The seat would replace U.S. Senator Jeff Sessions, who was selected by President-elect Donald Trump to serve in his cabinet as attorney general.
“He would consider it an honor if appointed to the office of U. S. Senate,” Moore’s wife, Kayla Moore, told the Montgomery Advertiser.
Bentley spokesperson Yasamie August told the outlet that Moore was “one of the top picks” from a survey sent to the Alabama Republican Executive Committee, which consists of 400 members. The survey asked members last month to submit a nomination for Sessions’ seat.
“The person who replaces Senator Sessions must uphold the Constitution, value the rights of the Second Amendment, the rights of the states, support pro-life issues, implement a strong national security policy, support domestic job creation and, most importantly, always put Alabama first,” the instructions read.
In addition to Moore, Bentley interviewed seven others, including U.S. Rep. Mo Brooks, R-Huntsville; Senate President Pro Tem Del Marsh, R-Anniston; Sen. Arthur Orr, R-Decatur; Sen. Cam Ward, R-Alabaster; Sen. Bill Hightower, R-Mobile, and Sen. Trip Pittman, R-Montrose. House Ways and Means Education Chairman Bill Poole, R-Tuscaloosa, was also interviewed as well.
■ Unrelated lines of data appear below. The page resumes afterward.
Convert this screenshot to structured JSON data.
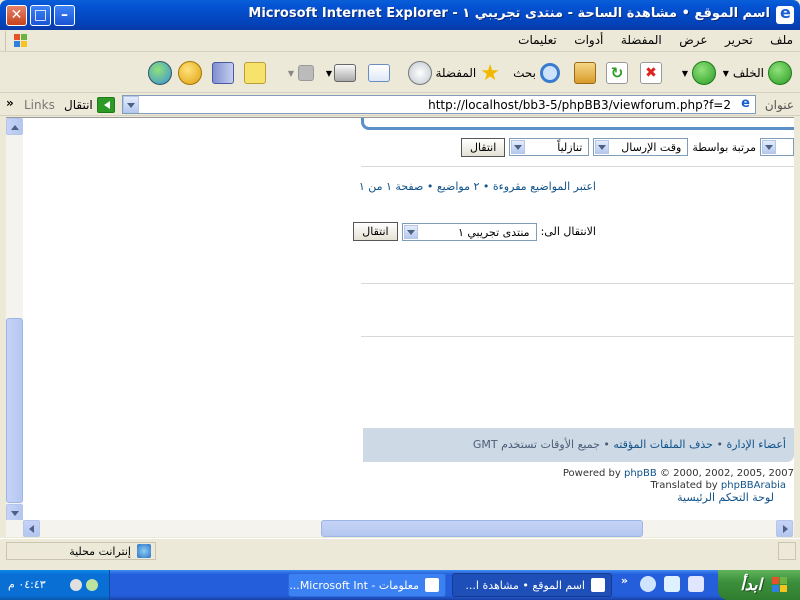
{
  "window": {
    "title": "اسم الموقع • مشاهدة الساحة - منتدى تجريبي ١ - Microsoft Internet Explorer",
    "close_label": "✕",
    "max_label": "□",
    "min_label": "–"
  },
  "menu": [
    "ملف",
    "تحرير",
    "عرض",
    "المفضلة",
    "أدوات",
    "تعليمات"
  ],
  "toolbar": {
    "back_label": "الخلف",
    "search_label": "بحث",
    "favorites_label": "المفضلة"
  },
  "address": {
    "label": "عنوان",
    "url": "http://localhost/bb3-5/phpBB3/viewforum.php?f=2",
    "go_label": "انتقال",
    "links_label": "Links",
    "chevron": "»"
  },
  "page": {
    "sort_by_label": "مرتبة بواسطة",
    "sort_key": "وقت الإرسال",
    "sort_dir": "تنازلياً",
    "go_button": "انتقال",
    "topic_info": {
      "mark_read": "اعتبر المواضيع مقروءة",
      "sep": " • ",
      "count": "٢ مواضيع",
      "pages": "صفحة ١ من ١"
    },
    "jump_label": "الانتقال الى:",
    "jump_value": "منتدى تجريبي ١",
    "jump_button": "انتقال",
    "footer_links": {
      "team": "أعضاء الإدارة",
      "delete_cookies": "حذف الملفات المؤقته",
      "sep": " • ",
      "timezone": "جميع الأوقات تستخدم GMT"
    },
    "powered_prefix": "Powered by ",
    "phpbb": "phpBB",
    "copyright": " © 2000, 2002, 2005, 2007",
    "translated_prefix": "Translated by ",
    "phpbbarabia": "phpBBArabia",
    "cp_link": "لوحة التحكم الرئيسية"
  },
  "status": {
    "zone": "إنترانت محلية"
  },
  "taskbar": {
    "start_label": "ابدأ",
    "task1": "اسم الموقع • مشاهدة ا...",
    "task2": "معلومات - Microsoft Int...",
    "clock": "٠٤:٤٣ م",
    "quick_chevron": "»"
  },
  "colors": {
    "titlebar": "#0453d3",
    "link": "#105289",
    "footer_bg": "#ced9e6"
  }
}
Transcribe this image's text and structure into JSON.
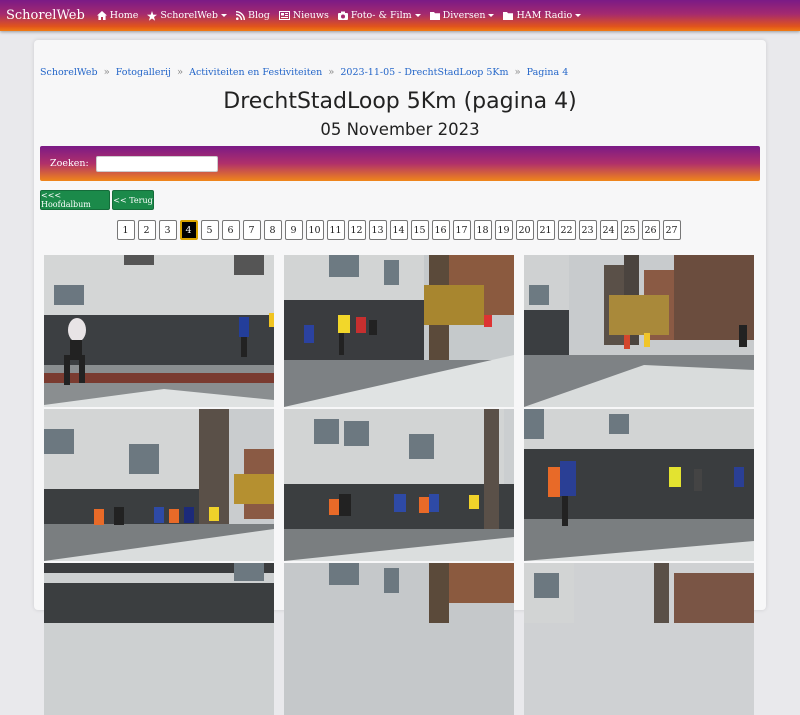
{
  "navbar": {
    "brand": "SchorelWeb",
    "items": [
      {
        "label": "Home",
        "icon": "home-icon",
        "dropdown": false
      },
      {
        "label": "SchorelWeb",
        "icon": "star-icon",
        "dropdown": true
      },
      {
        "label": "Blog",
        "icon": "rss-icon",
        "dropdown": false
      },
      {
        "label": "Nieuws",
        "icon": "newspaper-icon",
        "dropdown": false
      },
      {
        "label": "Foto- & Film",
        "icon": "camera-icon",
        "dropdown": true
      },
      {
        "label": "Diversen",
        "icon": "folder-icon",
        "dropdown": true
      },
      {
        "label": "HAM Radio",
        "icon": "folder-icon",
        "dropdown": true
      }
    ]
  },
  "breadcrumb": [
    "SchorelWeb",
    "Fotogallerij",
    "Activiteiten en Festiviteiten",
    "2023-11-05 - DrechtStadLoop 5Km",
    "Pagina 4"
  ],
  "page": {
    "title": "DrechtStadLoop 5Km (pagina 4)",
    "date": "05 November 2023"
  },
  "search": {
    "label": "Zoeken:",
    "value": ""
  },
  "buttons": {
    "main_album": "<<< Hoofdalbum",
    "back": "<< Terug"
  },
  "pagination": {
    "pages": [
      "1",
      "2",
      "3",
      "4",
      "5",
      "6",
      "7",
      "8",
      "9",
      "10",
      "11",
      "12",
      "13",
      "14",
      "15",
      "16",
      "17",
      "18",
      "19",
      "20",
      "21",
      "22",
      "23",
      "24",
      "25",
      "26",
      "27"
    ],
    "active": "4"
  }
}
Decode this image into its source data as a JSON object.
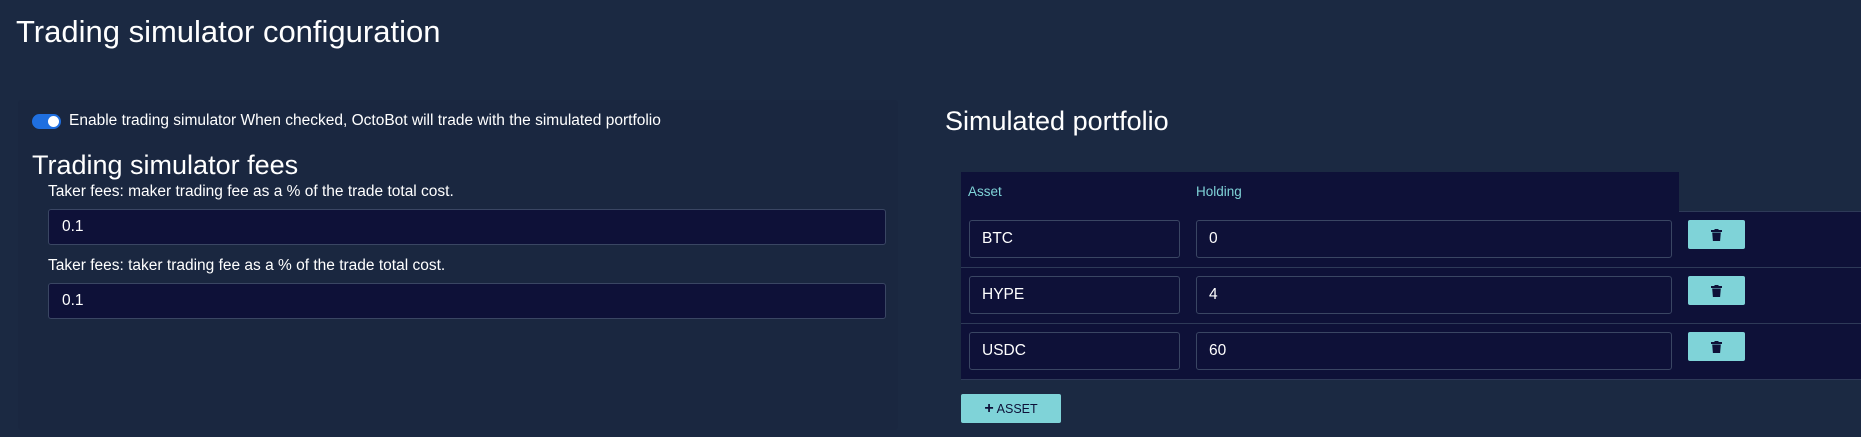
{
  "page": {
    "title": "Trading simulator configuration"
  },
  "simulator": {
    "toggle_enabled": true,
    "toggle_label": "Enable trading simulator When checked, OctoBot will trade with the simulated portfolio"
  },
  "fees": {
    "title": "Trading simulator fees",
    "maker_label": "Taker fees: maker trading fee as a % of the trade total cost.",
    "maker_value": "0.1",
    "taker_label": "Taker fees: taker trading fee as a % of the trade total cost.",
    "taker_value": "0.1"
  },
  "portfolio": {
    "title": "Simulated portfolio",
    "columns": [
      "Asset",
      "Holding"
    ],
    "rows": [
      {
        "asset": "BTC",
        "holding": "0"
      },
      {
        "asset": "HYPE",
        "holding": "4"
      },
      {
        "asset": "USDC",
        "holding": "60"
      }
    ],
    "delete_icon": "trash-icon",
    "add_button_label": "ASSET",
    "add_icon": "plus-icon"
  },
  "colors": {
    "background": "#1b2942",
    "input_bg": "#0e1138",
    "accent": "#7fd3d8",
    "toggle": "#1f6fe0"
  }
}
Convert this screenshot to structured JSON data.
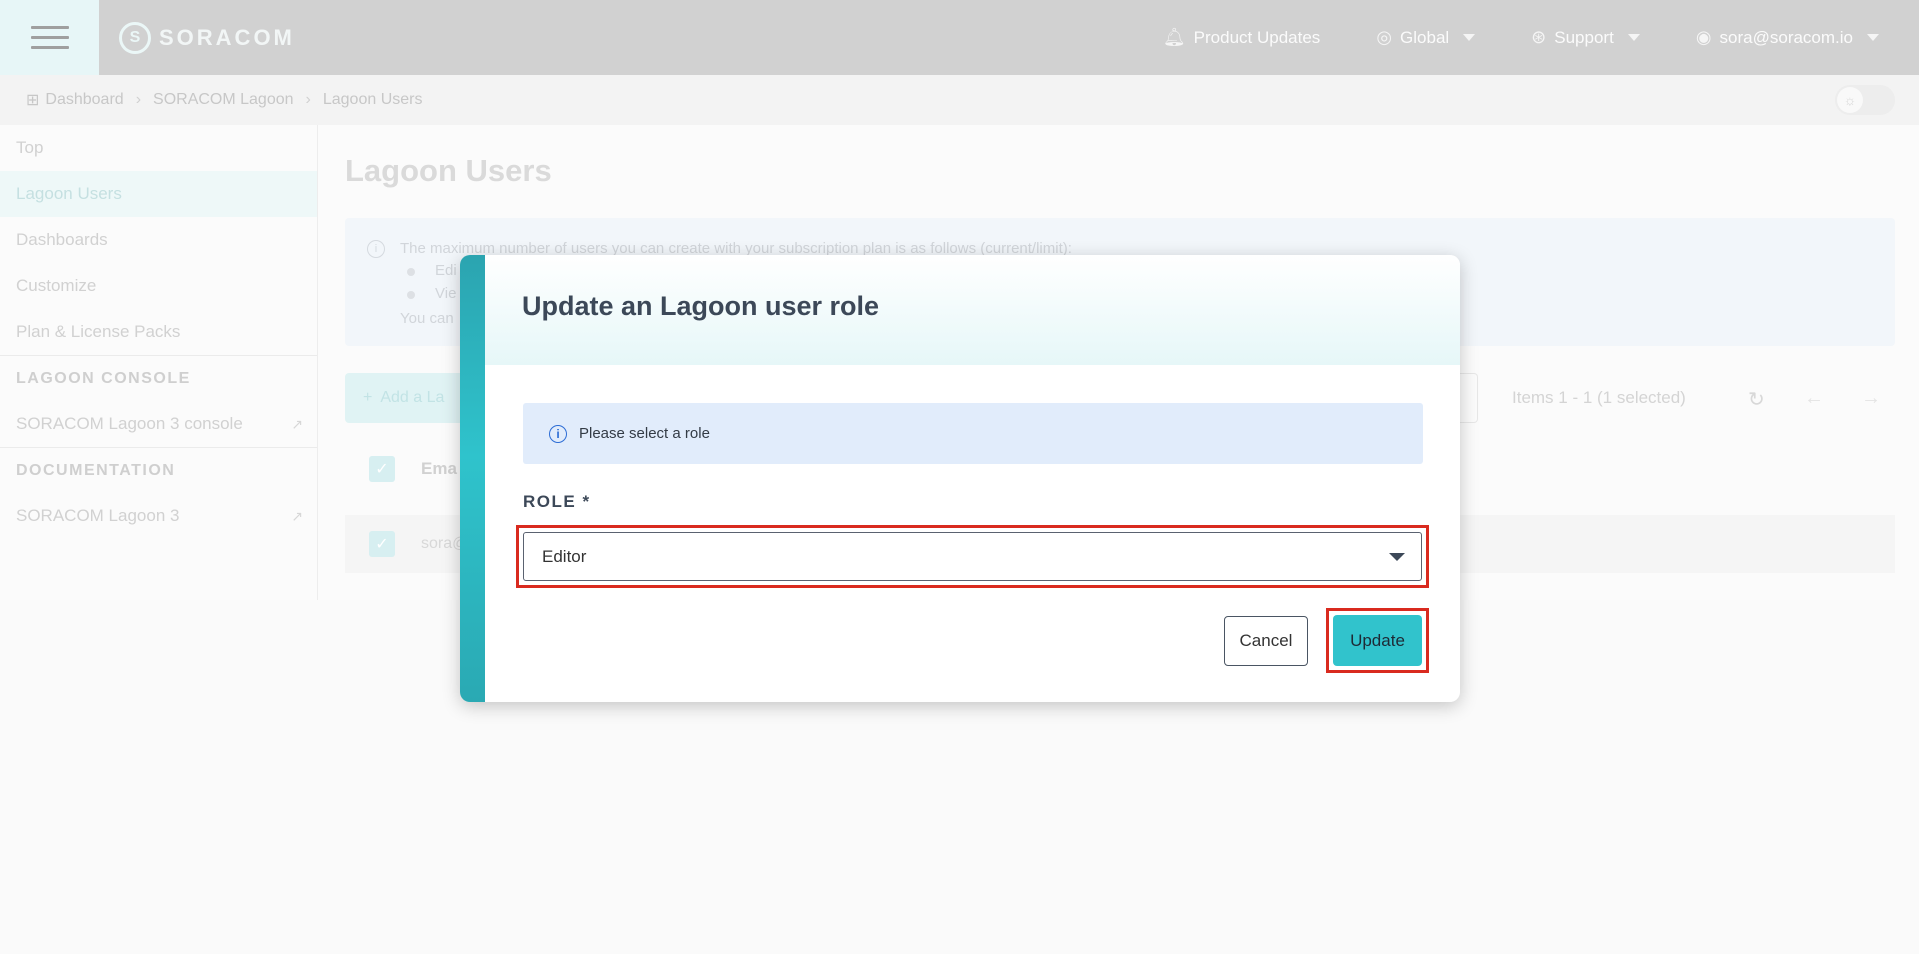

After Bentley selects a replacement for Sessions, the matter will then go up for a public vote.
As previously reported, Moore is currently appealing his suspension from the Alabama Supreme Court for allegedly instructing probate judges not to issue same-sex “marriage” licenses months after the U.S. Supreme Court ruling of Obergefell v. Hodges.
Moore asserts that his memo was only a status update advising that his colleagues had not yet rescinded an order from March 2015 that prohibited judges from issuing the licenses. He says he specifically noted that his words did not weigh in on Obergefell.
“I am not at liberty to provide any guidance to Alabama probate judges on the effect of Obergefell on the existing orders of the Alabama Supreme Court. That issue remains before the entire court, which continues to deliberate on the matter,” Moore wrote on Jan. 6.
The Alabama Court of the Judiciary (COJ) did not believe Moore and found him guilty of ethics charges, contending that he had told judges to act contrary to the U.S. Supreme Court’s ruling. But because the COJ did not have the required unanimity to remove Moore from the bench, it therefore voted to suspend Moore for the remainder of his term.
Moore says that the punishment is wrongful as it was a crafty way to get around not having the mandated unanimity for removal.
“It’s a de facto removal,” he stated in October. “To have the Court of the Judiciary say that we can’t remove you because we didn’t have the votes, but we can suspend you for two-and-a-half years nearly (the rest of Moore’s term), that’s completely improper.”
“It has to be reversed for the sake of the judges and justices in our state or we’re going to warp the law and just let them skip over a unanimous vote for removal and say they can remove you for the rest of your term,” Moore opined.
This week, eight judges filed an amicus brief in support of Moore, echoing his sentiments about the suspension.
His case is expected to be heard next year by a special appeals court.